- **What is required**: Report only how many lines of the entries below contain the string "file".

- **Collected data**:
————

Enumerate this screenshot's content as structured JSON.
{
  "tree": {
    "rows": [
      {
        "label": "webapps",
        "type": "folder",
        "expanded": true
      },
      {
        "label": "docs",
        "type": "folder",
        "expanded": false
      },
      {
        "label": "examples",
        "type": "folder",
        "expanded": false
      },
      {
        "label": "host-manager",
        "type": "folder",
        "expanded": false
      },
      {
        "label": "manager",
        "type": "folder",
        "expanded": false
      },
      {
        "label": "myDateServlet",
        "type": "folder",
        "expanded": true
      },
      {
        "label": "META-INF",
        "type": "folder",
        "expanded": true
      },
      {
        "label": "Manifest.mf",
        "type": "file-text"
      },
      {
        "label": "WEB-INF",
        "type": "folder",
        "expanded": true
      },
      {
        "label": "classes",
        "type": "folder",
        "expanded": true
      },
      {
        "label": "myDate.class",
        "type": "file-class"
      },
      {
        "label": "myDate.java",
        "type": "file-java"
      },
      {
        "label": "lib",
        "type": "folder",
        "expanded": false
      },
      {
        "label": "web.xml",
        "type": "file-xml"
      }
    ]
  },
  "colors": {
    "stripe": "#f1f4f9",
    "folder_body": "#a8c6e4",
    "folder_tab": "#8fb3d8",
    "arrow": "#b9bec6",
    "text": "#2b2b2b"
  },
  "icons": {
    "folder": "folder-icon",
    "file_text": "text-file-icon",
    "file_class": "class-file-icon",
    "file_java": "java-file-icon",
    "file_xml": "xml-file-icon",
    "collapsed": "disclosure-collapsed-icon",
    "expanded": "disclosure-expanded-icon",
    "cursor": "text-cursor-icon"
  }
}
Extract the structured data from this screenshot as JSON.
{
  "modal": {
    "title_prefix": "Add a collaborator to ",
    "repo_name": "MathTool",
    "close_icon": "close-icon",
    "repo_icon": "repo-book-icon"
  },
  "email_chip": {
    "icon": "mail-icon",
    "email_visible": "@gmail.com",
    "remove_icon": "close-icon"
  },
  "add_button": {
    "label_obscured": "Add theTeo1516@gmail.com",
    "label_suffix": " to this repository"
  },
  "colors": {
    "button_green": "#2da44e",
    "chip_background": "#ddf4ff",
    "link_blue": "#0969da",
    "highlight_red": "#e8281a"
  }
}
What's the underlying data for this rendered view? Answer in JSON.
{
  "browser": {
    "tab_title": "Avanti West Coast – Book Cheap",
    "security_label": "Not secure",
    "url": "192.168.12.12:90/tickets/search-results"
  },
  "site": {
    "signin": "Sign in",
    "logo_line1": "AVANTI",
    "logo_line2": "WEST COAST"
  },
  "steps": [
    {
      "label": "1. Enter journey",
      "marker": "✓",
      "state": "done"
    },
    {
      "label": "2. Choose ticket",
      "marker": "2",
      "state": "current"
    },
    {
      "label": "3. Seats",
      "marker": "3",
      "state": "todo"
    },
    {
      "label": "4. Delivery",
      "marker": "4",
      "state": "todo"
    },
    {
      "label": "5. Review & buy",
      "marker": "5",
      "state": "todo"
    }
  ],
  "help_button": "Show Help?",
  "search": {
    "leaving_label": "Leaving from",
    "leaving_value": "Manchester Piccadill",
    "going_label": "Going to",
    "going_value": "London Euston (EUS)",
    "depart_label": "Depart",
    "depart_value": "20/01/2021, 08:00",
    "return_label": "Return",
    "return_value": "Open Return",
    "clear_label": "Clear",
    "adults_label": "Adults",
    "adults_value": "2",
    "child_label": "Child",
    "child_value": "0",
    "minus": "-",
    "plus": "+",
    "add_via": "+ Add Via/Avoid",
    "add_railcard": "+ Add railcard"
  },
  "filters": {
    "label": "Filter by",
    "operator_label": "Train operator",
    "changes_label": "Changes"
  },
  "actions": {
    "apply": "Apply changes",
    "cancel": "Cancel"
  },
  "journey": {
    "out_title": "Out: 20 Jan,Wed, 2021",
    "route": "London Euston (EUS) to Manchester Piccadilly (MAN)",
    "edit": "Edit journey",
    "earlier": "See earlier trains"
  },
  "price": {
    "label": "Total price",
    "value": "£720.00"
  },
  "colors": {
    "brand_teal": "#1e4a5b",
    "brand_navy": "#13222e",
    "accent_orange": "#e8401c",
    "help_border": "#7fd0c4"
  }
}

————

- **Written response**: 8